───── Supplied data

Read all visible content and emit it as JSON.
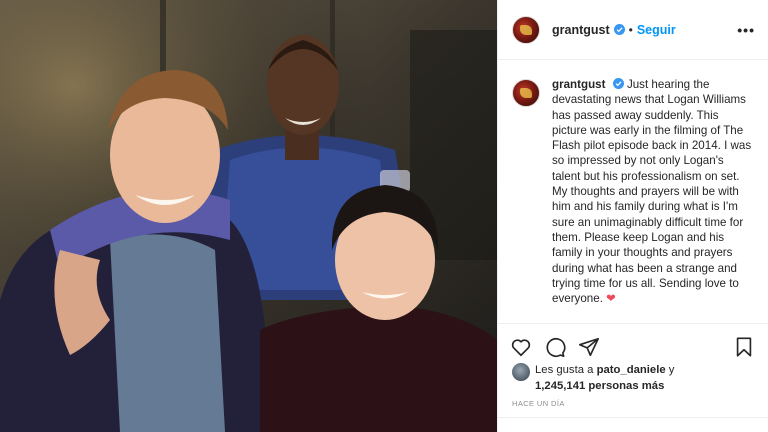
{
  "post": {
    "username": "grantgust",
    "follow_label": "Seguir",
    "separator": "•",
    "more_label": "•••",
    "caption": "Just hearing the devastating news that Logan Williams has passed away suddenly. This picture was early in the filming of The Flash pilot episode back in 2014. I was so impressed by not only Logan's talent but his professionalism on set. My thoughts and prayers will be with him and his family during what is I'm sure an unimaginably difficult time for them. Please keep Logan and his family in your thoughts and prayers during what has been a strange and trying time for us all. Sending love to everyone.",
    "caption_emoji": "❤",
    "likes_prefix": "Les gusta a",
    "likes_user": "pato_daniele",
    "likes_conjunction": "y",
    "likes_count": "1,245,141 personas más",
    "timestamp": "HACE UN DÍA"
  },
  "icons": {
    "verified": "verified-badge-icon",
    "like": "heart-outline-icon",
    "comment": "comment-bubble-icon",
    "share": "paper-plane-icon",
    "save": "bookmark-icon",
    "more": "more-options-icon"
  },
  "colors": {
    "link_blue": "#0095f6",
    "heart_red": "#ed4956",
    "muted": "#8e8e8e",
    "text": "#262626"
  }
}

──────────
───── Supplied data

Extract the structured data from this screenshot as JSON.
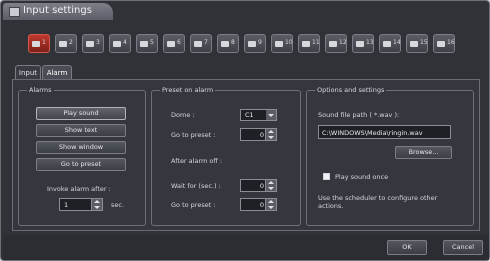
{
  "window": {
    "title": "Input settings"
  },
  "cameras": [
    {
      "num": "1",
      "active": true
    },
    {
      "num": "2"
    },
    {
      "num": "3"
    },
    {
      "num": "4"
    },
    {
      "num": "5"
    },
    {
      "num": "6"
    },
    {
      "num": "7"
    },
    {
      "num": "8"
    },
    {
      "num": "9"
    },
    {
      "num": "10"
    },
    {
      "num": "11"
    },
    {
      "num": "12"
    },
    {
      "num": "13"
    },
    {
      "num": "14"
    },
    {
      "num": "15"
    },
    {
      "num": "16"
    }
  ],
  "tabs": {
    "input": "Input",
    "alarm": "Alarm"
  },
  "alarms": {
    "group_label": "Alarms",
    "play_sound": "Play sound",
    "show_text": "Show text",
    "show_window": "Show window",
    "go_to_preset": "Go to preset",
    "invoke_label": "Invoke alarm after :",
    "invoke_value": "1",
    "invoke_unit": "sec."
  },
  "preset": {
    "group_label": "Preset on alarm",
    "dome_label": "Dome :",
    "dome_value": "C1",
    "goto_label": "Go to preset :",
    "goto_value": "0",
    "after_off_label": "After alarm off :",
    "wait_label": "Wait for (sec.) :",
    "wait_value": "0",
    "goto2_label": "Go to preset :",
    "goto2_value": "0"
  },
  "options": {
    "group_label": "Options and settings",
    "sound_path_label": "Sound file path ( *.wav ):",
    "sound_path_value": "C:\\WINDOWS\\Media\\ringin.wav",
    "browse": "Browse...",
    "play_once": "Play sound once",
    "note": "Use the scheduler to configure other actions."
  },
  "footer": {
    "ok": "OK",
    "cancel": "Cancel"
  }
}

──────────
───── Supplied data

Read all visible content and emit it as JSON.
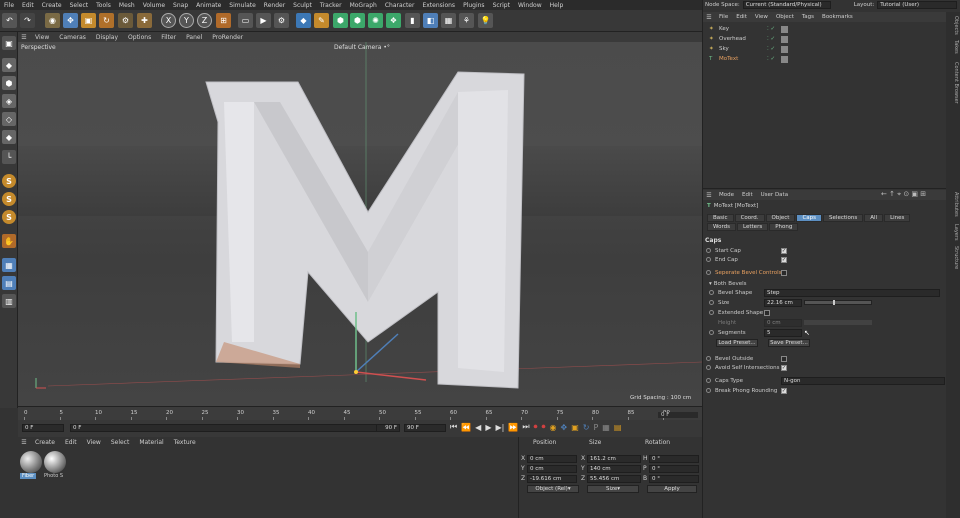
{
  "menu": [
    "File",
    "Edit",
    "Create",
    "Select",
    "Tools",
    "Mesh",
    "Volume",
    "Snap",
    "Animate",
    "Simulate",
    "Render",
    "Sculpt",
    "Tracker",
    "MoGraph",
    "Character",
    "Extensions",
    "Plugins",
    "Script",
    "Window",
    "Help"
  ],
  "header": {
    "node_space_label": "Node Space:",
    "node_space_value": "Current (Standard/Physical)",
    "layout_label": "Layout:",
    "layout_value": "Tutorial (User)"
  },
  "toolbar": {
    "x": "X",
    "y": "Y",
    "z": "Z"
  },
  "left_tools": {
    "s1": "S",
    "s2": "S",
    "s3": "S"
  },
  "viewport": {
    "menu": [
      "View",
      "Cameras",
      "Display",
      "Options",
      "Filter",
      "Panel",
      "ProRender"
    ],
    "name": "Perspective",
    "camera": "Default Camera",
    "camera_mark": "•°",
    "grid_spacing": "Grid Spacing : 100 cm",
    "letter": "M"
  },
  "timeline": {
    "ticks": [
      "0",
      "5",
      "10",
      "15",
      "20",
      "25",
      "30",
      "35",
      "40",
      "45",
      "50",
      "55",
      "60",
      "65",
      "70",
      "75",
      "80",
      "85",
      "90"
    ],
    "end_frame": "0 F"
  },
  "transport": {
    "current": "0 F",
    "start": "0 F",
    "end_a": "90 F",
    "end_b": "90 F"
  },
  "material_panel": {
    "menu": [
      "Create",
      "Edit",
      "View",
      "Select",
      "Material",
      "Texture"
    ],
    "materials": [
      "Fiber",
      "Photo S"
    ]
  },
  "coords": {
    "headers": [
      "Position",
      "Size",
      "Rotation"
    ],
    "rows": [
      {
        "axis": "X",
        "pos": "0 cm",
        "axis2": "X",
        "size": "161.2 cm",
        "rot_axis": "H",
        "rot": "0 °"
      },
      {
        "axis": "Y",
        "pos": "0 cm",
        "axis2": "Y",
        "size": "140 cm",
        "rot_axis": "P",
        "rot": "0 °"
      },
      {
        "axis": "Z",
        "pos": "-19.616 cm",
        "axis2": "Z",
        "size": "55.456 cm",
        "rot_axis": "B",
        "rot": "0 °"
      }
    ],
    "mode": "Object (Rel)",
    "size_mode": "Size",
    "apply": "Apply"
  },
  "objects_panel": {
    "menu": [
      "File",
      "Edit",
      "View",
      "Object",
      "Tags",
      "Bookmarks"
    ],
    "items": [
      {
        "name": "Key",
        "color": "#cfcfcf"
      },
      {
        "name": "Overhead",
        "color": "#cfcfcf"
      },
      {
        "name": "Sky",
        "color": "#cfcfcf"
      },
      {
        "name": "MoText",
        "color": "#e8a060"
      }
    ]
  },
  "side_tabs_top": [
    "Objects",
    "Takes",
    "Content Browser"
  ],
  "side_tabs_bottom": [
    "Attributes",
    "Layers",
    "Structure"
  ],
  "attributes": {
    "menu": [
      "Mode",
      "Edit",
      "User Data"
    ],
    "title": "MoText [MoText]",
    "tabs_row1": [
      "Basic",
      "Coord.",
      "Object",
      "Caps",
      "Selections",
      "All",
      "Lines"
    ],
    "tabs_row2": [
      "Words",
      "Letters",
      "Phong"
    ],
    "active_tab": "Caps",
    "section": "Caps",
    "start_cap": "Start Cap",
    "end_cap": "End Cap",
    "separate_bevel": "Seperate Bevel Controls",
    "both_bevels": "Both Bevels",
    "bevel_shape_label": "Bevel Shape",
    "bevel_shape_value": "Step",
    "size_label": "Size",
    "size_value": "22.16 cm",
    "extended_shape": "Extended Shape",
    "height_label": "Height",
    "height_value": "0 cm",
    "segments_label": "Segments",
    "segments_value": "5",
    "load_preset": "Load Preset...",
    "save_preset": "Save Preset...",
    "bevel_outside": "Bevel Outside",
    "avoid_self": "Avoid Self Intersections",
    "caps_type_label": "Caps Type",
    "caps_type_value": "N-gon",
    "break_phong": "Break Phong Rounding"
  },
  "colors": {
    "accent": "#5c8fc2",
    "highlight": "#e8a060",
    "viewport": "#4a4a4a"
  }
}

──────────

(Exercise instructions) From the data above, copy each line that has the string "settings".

(Answer to this problem)
    "title": "Input settings"
    "group_label": "Options and settings",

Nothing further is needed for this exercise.